One of the most outstanding sets of cases and, for me, most moving and awe-inspiring is concerned with the holocaust and the way we young Israelis, who did not experience its horrors first-hand, deal with its memory. Several of the people who worked in my groups are children of concentration-camp survivors; but they are not the only ones haunted by holocaust recollections, which come to mind readily when the threat of war comes to the foreground.
Two recent periods in the history of Israel were specifically mentioned in relation to the holocaust. One was the waiting period before the 1967 war. For long weeks before the outbreak of this war, the impression was that the Arabs were mobilizing their forces from all directions, threatening war, while our then small country fortified itself against this forthcoming attack. Besides building trenches and preparing bomb shelters, people at home felt rather helpless, and many remember this period as one during which memories of the holocaust were brought to mind. Yet, this waiting period ended with a tremendous victory for us, reinforcing the feeling that the holocaust could not be repeated.

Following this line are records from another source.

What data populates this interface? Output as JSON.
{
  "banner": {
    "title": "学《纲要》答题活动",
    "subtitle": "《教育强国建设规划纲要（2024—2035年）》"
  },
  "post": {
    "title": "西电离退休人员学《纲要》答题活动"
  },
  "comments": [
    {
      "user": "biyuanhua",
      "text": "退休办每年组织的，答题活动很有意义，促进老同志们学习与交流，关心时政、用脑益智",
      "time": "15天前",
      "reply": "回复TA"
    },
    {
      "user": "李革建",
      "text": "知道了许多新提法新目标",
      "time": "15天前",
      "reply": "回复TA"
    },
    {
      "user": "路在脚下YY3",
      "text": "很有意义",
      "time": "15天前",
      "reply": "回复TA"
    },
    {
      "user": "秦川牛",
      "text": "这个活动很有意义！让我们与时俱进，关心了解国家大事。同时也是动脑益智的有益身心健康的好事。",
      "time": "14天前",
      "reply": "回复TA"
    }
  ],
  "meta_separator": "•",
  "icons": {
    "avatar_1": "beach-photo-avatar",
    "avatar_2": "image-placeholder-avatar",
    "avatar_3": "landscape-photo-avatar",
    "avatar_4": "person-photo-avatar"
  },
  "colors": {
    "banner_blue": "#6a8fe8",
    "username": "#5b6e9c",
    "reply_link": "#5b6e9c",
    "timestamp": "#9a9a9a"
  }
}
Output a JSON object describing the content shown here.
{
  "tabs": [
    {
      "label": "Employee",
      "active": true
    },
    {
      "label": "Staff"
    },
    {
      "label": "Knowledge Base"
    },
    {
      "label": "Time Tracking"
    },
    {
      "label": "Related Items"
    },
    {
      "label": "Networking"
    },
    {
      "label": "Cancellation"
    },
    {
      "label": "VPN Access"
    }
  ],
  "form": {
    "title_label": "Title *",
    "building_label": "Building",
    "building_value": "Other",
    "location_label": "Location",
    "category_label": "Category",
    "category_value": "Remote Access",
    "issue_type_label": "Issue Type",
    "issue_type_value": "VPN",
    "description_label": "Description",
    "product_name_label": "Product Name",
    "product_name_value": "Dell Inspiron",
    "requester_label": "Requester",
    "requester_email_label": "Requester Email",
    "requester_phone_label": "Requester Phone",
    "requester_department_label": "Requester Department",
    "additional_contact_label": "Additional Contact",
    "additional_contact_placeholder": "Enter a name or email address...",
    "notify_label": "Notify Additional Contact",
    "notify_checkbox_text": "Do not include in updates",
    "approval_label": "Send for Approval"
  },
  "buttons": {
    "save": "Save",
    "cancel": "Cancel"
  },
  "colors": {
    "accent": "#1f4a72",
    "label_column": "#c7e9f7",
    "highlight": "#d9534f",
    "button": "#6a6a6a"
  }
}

On a different note, the holocaust was again mentioned six years later, with the growing awareness of our horrible losses in human life during the Yom Kippur War. As an army commander said at one of the mass funerals: "A whole generation of warriors has been wiped out in three weeks." And, of course, in between these acute crises, some forget, some remember . . . some days more, some days less.